Few realize the enormity of what goes into a well-designed Freestyle routine. The Freestyler needs to know how to train a LOT of different tricks, in different contexts, and pay attention to what the dog finds rewarding, fun, and/ easy to do while also considering what presents well (some hard tricks aren’t so cool to watch and vice versa). And, of course, there are always extravagant tricks we hope to showcase. To do well, you must build value for performing a trick. To put that in layman’s terms, it needs to be fun for the dog to do the trick in and of itself. Further, the value and accuracy need to be maintained so the dog can nail trick after trick (which could be upwards of 80 behaviors!!) during a routine which might be 3+ minutes.
Beyond all that, Freestyle is a dance of timing. You don’t get to just sing along. It takes time for your dog to hear your cue, process, and then execute. So, you have to cue your dog at the right time in order to perform on time to the music. If you’ve ever run agility, you know exactly how fun (and hard) it is to deliver your cues at just the right time so that your performance appears fluid and effortless. A good routine is choreographed with consideration given to the direction of the preceding trick’s movement so that the dog can flow from one thing to the next.
There is so much going on during a routine!
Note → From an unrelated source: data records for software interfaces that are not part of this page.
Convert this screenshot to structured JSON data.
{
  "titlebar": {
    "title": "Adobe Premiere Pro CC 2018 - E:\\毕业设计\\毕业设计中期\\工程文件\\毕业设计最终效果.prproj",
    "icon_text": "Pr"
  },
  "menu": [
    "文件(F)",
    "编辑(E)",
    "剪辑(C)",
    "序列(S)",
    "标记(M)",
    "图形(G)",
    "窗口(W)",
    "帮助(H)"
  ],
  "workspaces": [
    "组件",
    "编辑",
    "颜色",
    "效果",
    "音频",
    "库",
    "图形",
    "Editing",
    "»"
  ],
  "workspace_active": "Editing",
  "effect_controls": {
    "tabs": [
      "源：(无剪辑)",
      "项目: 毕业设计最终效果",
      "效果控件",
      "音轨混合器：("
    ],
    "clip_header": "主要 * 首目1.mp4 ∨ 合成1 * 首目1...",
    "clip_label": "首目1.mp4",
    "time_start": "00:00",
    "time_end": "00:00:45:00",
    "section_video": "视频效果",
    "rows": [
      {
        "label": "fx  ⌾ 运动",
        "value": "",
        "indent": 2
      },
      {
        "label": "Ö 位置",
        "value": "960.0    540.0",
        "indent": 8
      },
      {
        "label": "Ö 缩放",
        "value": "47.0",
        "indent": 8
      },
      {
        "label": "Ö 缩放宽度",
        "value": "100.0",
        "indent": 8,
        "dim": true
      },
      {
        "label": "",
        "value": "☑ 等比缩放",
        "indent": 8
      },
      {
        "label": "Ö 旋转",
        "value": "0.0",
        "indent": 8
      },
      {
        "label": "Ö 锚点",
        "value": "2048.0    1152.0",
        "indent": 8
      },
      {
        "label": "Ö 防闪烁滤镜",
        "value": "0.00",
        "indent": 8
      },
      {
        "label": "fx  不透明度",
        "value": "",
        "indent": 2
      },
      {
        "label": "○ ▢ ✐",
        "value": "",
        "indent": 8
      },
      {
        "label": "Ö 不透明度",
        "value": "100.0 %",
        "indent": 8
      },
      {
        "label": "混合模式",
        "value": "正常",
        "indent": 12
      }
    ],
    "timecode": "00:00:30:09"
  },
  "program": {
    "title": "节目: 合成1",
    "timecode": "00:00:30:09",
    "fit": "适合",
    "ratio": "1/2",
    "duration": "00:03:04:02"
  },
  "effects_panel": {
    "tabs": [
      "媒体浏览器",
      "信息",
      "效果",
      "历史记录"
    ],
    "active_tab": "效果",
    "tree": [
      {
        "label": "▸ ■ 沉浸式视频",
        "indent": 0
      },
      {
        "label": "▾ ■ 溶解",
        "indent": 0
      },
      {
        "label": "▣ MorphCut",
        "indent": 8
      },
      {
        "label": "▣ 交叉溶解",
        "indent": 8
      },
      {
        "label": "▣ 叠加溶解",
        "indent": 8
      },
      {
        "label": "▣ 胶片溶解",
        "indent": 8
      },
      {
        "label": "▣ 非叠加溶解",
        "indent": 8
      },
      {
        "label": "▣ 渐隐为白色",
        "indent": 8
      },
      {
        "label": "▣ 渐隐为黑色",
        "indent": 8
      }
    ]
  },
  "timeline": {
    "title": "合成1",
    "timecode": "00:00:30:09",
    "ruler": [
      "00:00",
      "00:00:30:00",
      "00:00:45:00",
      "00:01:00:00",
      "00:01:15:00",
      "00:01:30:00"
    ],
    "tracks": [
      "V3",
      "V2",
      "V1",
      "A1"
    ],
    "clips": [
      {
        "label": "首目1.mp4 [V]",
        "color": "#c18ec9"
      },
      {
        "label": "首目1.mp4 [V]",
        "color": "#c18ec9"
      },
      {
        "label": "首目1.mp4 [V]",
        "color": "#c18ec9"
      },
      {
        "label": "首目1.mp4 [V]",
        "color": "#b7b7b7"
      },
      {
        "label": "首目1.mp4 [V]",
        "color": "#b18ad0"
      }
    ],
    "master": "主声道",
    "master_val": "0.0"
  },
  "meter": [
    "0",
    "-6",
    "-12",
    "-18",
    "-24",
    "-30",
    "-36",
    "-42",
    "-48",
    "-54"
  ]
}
As you develop a routine, the wise trainer listens and adjusts the arrangement and selection of tricks to best suit the dog. You might find your dog doesn’t naturally turn left or make sense of that trick in that part of the chain. You could invest enormous amounts of time to train that one component…OR…you can give up one plan and, instead, co-create new ideas together with our best friend. This truly is a collaborative sport!
Freestyle may seem daunting because of the enormity of the final goal. But realize, just like anything else, you start at the beginning and take one step at a time. It’s actually a terrific activity to teach and remind you about training and learning principles, which involve knowing how to break things down, build them up, repair and maintain behaviors, build value for work/focus/engagement and more!
Freestyle can be fun for beginner to expert trainers. It’s accessible and can and should be trained mostly in and around your home (like out where you walk and play). At InJoy you will get heartfelt support. Classes are kept small so that we can meet the needs of everyone involved. It’s important that you work at the level your dog is at. And wherever you are at, that is the perfect place to start!
Our “Where to Start” class is a prerequisite for this class. Please email firstname.lastname@example.org to find out more.